- When you go to a party, go with a group of friends. Arrive together, check in with each other and leave together.
- If you choose to drink, try to practice safe drinking. Set a limit before you start drinking and do your best to stick to it.
- Watch your drink and try to pour your own drink so that you know what is in it. Avoid punch bowls and mixed drinks that may have much more alcohol in them than you might think.
- Don't be afraid to let a friend know if someone is making you uncomfortable or if you are worried about your or another friend's safety.
- Never, ever pressure someone to drink more alcohol than they want to. Pressuring someone to drink or giving someone a drink that contains more alcohol than they think are unacceptable behaviors and are not tolerated in our community.
- If you see something that seems wrong like a person pressuring someone to drink, someone touching another person in a way that person isn't comfortable with, a drunk person being led into a bedroom - anything like that - SPEAK UP. You have the power to prevent sexual assault just by intervening.
- Remember that if someone has been drinking alcohol or using a drug, they're not legally able to give consent. Having sex with someone who is intoxicated is sexual assault.
- Using alcohol to get someone to do something they wouldn't do when sober is not ok and is equivalent to using alcohol as a weapon.
If Someone is Pressuring You
- Don't feel obligated to do anything you don't want to. "I don't want to" is always a good enough reason. Do what feels right to you and what you are comfortable with.
- Have a code word with your friends so that if you don't feel comfortable you can call them and communicate your discomfort without the person you are with knowing. Your friends can then come to get you or make up an excuse for you to leave.
- Know your personal boundaries and communicate them clearly. You have the right to say no and to change your mind at any point!
- Don't assume your partner can read your mind.
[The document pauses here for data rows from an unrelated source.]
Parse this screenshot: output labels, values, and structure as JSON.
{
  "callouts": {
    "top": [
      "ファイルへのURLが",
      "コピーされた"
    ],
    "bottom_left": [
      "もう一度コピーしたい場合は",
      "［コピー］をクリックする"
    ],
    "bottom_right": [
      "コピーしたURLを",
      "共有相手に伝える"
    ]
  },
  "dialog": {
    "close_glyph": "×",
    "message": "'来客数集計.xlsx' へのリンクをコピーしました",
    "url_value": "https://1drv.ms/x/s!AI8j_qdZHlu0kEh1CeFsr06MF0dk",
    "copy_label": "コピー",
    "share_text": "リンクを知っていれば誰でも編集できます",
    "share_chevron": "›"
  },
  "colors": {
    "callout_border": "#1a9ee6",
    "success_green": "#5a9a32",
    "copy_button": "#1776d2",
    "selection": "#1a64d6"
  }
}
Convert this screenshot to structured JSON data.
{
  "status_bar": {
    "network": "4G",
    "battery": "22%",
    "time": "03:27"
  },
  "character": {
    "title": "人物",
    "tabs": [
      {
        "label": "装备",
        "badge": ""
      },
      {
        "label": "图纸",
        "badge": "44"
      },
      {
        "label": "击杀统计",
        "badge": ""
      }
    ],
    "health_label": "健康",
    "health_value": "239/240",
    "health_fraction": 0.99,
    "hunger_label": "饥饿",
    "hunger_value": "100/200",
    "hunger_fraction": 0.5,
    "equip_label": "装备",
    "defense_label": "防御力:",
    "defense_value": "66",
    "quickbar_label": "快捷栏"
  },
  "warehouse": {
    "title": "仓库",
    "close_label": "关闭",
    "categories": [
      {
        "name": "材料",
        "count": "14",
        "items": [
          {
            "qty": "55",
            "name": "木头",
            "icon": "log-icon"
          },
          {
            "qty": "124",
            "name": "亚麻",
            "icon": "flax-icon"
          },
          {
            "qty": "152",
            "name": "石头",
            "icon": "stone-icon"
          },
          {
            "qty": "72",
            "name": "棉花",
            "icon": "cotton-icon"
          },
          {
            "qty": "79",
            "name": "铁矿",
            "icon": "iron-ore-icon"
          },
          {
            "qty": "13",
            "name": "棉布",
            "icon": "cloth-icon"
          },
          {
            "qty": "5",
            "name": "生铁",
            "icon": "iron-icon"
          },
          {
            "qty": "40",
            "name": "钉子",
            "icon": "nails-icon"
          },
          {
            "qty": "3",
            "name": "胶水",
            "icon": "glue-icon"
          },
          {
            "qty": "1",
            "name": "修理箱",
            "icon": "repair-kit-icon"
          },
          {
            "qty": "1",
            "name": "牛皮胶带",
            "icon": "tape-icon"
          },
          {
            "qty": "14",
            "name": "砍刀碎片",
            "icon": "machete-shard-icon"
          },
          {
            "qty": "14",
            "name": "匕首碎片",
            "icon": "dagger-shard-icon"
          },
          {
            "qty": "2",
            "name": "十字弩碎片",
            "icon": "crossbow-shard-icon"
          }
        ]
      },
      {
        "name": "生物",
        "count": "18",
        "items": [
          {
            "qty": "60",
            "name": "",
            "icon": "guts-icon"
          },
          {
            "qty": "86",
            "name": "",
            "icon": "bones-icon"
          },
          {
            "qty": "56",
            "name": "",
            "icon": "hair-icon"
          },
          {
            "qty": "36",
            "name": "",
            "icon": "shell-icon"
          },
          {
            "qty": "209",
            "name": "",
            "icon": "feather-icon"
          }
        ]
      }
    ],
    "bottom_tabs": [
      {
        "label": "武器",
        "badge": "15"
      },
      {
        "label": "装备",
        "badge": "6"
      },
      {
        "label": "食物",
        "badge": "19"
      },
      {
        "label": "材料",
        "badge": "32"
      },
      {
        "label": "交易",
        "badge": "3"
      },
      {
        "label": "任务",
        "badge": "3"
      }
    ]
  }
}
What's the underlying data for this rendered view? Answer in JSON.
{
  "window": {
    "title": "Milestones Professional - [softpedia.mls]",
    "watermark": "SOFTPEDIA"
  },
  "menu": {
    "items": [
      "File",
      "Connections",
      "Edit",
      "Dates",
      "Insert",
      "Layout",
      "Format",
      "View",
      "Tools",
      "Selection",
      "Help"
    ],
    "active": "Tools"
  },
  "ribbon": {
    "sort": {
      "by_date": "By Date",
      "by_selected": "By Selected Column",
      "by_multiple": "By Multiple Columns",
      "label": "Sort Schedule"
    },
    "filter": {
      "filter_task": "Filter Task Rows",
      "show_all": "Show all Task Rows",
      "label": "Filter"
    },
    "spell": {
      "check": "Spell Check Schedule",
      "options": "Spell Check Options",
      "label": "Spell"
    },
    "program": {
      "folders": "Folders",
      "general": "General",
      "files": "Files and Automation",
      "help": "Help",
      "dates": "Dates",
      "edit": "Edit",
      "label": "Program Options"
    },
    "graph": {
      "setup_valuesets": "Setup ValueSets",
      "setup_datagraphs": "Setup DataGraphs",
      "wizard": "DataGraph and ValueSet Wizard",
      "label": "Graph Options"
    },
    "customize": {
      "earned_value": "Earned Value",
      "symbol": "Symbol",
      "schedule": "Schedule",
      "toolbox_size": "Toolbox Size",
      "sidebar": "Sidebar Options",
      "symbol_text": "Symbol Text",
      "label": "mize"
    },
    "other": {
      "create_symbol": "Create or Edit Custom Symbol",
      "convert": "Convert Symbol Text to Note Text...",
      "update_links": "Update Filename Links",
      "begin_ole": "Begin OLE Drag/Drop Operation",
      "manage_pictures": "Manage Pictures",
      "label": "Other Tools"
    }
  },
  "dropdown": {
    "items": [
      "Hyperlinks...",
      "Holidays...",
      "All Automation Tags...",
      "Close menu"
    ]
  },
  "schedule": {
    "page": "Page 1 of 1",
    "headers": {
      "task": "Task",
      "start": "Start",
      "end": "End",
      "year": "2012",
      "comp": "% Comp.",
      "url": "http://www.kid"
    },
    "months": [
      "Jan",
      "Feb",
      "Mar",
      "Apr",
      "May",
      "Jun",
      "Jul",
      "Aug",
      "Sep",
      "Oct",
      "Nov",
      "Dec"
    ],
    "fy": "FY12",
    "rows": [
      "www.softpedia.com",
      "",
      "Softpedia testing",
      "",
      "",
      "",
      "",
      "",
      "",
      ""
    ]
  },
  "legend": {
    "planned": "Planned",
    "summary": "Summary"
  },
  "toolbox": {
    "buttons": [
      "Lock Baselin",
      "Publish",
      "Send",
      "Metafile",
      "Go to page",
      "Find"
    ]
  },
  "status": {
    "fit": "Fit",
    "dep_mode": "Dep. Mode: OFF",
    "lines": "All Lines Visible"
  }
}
Tell the person you are with how far you want to go, what you want and don't want to do, and when you want to stop.
- Don't be afraid to speak up. If you are being pressured or you start to feel uncomfortable, let the other person know how you feel, even if it's awkward or hurts the other person's feelings. You are just as important as they are and you deserve to be respected.
Make sure you're getting consent!
- Consent is a sober, verbal, enthusiastic yes that is freely given by someone who is fully conscious and acting out of their own free will. Every person has the right to give consent or refuse consent to any sexual act.
- Listen carefully to the person you're with. If your partner says no to sexual contact or her/his body language tells you that she/he is unwilling or unsure, respect your partner's limits and STOP.
- Silence does not equal consent. If your partner is silent, check in with them and make sure they give you a verbal yes (that was freely given without pressure) before you contine.
- Consent needs to be given for each act. Just because your partner said yes to making out doesn't mean they're saying yes to sex.
- It is never ok to pressure someone into doing something sexual that they don't want to do. If your partner is not enthusasically consenting, you need to stop. If you don't, it is sexual assault.
- Don't assume you know what another person wants. Just because a person chooses to drink, wears sexy clothing, agrees to be alone with you, or consents to kissing or other sexual touching DOES NOT mean that they are willing to have sex. Always ask for consent and make sure your partner has given a clear, verbal yes before you continue.
Remember, if you or a friend experiences sexual assault, it is not your fault (no matter what the circumstances) and there is help! Contact the Campus Assault Resources and Empowerment (CARE) Line 24/7 at (925)878-9207 for anonymous support.
For more safety tips and information about sexual assault, please check out the Rape Absue and Incest National Network at www.rainn.org.
For resources and information specific to Saint Mary's, please check out http://www.stmarys-ca.edu/student-life/womens-resource-center/sexual-ass....